3-methylglutaconic aciduria type 1 (3MGA1) is a genetic disorder in which the body cannot get energy from a substance called leucine. Leucine is one of the amino acids, which are the building blocks of proteins in our bodies. Because people with 3MGA1 can’t break down leucine for energy to support muscle function and growth, they have a variety of symptoms that are present at birth. These symptoms may include developmental delays, seizures, muscle twitches (dystonia), and muscle weakness.
3MGA1 is caused by a mutation (change) to the AUH gene, which produces a protein to break down leucine. When there is a mutation to the AUH gene, this protein either isn’t produced or isn’t functional, so the body can’t get energy from leucine. Under normal conditions, the protein is present in the part of the cell that produces energy (the mitochondria), so 3MGA1 is a type of mitochondrial disease. 3MGA1 is also an organic acid condition because it causes harmful 3-methylglutaconic acid build up in the body.

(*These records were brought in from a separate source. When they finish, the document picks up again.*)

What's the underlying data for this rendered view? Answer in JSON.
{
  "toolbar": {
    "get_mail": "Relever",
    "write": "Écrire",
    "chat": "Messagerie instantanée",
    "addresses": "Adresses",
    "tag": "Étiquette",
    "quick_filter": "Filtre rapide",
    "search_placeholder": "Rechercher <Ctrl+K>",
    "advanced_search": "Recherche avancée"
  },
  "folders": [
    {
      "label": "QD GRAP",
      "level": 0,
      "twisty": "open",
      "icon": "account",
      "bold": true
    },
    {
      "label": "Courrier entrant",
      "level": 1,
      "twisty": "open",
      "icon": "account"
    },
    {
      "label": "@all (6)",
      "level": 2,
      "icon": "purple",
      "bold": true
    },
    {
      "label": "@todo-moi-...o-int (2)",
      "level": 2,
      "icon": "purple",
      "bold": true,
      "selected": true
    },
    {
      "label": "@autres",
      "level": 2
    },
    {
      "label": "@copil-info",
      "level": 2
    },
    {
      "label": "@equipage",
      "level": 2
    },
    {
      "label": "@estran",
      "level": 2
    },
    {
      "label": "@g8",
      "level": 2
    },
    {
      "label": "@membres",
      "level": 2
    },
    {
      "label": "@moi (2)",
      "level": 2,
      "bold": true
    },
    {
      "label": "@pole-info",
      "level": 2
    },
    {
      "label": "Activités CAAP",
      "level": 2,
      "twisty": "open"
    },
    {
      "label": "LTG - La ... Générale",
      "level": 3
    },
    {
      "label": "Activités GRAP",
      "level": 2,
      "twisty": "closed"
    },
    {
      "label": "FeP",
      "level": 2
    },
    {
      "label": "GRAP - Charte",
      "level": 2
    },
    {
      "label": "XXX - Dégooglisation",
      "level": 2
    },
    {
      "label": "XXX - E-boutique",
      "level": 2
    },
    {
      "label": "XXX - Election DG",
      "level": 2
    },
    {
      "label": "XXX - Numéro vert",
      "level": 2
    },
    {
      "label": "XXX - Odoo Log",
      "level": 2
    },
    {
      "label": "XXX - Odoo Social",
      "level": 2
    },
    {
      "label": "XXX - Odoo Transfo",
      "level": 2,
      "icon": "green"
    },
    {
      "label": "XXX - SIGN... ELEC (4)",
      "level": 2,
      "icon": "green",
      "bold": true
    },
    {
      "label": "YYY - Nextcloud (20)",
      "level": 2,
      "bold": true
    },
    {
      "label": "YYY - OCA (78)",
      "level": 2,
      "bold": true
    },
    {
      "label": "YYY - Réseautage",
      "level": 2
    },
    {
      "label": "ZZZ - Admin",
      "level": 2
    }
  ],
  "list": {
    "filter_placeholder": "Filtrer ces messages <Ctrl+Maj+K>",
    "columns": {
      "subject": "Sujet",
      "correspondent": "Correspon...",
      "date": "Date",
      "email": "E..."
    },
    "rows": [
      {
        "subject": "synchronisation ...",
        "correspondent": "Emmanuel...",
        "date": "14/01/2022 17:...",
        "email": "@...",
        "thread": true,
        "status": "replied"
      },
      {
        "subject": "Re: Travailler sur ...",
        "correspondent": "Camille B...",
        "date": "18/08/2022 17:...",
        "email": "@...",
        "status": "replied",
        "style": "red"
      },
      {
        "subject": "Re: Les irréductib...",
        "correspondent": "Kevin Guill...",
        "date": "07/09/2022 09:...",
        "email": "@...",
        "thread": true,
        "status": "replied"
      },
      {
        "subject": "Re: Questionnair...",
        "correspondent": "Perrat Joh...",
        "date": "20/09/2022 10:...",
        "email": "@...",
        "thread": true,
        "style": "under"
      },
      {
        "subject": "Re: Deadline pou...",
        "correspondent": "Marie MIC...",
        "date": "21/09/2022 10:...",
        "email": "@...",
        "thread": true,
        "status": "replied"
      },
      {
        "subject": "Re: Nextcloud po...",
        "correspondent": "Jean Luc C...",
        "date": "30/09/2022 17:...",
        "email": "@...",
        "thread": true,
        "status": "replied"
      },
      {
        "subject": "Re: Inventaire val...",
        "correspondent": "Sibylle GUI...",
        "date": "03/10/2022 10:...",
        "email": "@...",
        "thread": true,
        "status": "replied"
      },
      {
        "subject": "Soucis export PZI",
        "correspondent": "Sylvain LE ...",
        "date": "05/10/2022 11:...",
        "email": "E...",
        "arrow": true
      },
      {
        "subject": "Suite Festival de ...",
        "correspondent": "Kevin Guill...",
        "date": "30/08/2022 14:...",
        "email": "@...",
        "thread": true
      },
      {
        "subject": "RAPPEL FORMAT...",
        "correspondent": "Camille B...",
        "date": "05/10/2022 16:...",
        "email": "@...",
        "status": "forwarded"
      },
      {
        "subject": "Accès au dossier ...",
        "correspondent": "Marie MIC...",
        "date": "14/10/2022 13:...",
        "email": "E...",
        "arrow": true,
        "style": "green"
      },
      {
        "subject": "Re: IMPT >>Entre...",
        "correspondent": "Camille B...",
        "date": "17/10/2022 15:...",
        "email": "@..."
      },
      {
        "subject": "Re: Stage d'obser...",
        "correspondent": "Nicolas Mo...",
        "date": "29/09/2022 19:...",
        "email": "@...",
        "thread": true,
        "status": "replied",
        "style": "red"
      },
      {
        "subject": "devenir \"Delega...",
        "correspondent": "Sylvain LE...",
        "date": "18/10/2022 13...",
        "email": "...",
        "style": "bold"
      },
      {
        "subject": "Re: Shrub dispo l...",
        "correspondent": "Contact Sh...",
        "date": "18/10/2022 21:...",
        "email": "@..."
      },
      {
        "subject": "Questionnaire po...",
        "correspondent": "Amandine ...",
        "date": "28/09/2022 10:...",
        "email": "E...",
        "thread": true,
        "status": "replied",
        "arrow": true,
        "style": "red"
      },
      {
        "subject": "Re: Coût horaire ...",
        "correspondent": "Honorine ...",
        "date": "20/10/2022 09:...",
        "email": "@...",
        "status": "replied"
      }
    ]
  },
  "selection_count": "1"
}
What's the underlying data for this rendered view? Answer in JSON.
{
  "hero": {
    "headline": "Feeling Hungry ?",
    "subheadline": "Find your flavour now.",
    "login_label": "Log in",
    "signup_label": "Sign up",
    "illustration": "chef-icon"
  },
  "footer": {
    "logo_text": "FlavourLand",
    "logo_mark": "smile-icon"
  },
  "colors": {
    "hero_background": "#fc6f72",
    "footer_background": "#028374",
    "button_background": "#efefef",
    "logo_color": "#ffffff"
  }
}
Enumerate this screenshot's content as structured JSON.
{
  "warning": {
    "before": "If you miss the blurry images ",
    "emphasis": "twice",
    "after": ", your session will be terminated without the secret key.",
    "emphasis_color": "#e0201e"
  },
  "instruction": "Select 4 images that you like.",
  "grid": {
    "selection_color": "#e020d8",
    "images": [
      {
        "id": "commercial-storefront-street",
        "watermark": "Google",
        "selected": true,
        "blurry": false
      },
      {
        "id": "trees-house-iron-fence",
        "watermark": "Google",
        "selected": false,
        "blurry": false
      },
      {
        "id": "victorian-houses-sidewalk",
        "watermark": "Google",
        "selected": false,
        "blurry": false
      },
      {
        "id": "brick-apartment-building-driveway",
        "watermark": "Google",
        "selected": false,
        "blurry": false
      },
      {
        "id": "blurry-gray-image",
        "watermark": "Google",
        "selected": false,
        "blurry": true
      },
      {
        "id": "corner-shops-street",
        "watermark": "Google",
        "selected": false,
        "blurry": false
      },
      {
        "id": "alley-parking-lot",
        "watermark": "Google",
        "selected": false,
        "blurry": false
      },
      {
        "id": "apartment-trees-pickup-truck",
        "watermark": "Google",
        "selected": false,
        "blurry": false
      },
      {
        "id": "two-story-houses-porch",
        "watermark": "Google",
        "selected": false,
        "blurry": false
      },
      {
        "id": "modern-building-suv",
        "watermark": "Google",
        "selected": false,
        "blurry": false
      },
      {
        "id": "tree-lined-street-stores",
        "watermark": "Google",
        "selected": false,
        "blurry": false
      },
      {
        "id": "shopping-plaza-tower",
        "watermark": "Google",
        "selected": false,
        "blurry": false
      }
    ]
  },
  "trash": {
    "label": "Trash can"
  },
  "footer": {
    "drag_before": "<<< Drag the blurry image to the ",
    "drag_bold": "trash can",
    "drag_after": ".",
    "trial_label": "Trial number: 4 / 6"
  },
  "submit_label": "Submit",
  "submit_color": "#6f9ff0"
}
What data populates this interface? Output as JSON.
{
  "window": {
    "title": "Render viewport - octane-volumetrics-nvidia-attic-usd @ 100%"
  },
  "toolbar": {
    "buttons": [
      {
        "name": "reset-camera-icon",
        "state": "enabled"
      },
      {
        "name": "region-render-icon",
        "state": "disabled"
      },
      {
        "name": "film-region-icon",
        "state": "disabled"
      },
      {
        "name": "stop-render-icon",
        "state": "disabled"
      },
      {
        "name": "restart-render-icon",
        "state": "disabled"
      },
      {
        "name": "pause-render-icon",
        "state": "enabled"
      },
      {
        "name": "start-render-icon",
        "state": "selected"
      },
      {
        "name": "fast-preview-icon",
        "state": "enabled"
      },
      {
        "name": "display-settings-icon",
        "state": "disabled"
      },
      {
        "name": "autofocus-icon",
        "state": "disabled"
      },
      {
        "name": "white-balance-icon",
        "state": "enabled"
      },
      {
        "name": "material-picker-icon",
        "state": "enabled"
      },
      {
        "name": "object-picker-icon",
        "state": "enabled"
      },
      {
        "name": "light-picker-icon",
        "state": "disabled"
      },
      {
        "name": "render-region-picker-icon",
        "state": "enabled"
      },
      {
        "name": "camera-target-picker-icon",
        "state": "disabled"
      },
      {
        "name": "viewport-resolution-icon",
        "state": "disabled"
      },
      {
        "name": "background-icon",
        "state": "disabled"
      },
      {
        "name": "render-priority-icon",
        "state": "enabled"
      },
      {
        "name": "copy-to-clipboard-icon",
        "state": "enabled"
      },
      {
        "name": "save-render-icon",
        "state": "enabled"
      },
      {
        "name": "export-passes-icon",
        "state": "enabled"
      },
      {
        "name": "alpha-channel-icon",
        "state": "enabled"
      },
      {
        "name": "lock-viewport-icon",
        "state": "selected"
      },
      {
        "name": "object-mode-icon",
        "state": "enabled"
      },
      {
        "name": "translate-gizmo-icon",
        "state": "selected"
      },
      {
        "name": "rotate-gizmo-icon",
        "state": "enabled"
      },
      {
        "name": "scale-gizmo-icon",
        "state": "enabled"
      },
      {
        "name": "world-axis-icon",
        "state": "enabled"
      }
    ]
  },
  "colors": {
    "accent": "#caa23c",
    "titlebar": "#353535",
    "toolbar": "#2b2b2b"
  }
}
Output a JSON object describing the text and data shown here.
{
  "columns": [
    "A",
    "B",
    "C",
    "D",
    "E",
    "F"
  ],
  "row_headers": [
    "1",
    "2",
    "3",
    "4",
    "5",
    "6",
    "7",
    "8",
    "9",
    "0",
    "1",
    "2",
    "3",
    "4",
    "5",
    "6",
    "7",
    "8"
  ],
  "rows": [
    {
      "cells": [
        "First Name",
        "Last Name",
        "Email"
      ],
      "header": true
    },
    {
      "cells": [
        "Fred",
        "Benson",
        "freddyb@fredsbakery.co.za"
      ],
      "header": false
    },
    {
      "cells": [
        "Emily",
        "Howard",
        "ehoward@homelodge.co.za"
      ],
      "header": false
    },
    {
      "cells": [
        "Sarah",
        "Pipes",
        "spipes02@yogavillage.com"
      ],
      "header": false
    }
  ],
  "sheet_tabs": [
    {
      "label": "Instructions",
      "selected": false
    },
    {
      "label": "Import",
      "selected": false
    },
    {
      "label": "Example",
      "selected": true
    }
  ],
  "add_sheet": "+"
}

3MGA1 is an autosomal recessive disease, meaning that an affected person has two mutated copies of the AUH gene. People with only one mutated copy of the gene are called carriers. Any child of two carriers has a one in four chance of having 3MGA1. To diagnose 3MGA, a doctor will test a urine sample because the level of organic acid is higher in 3MGA1 than any of the other types of 3MGA. Treatment options depend on the symptoms but may include lowering dietary leucine intake. Many babies are screened for 3MGA disorders at birth so that treatment can begin early, but the conditions included in newborn screening differ from state to state. For more information, visit Baby’s First Test. Talk with baby’s doctor about the most current treatment options. Genetic counselors and support groups are also a good source of information.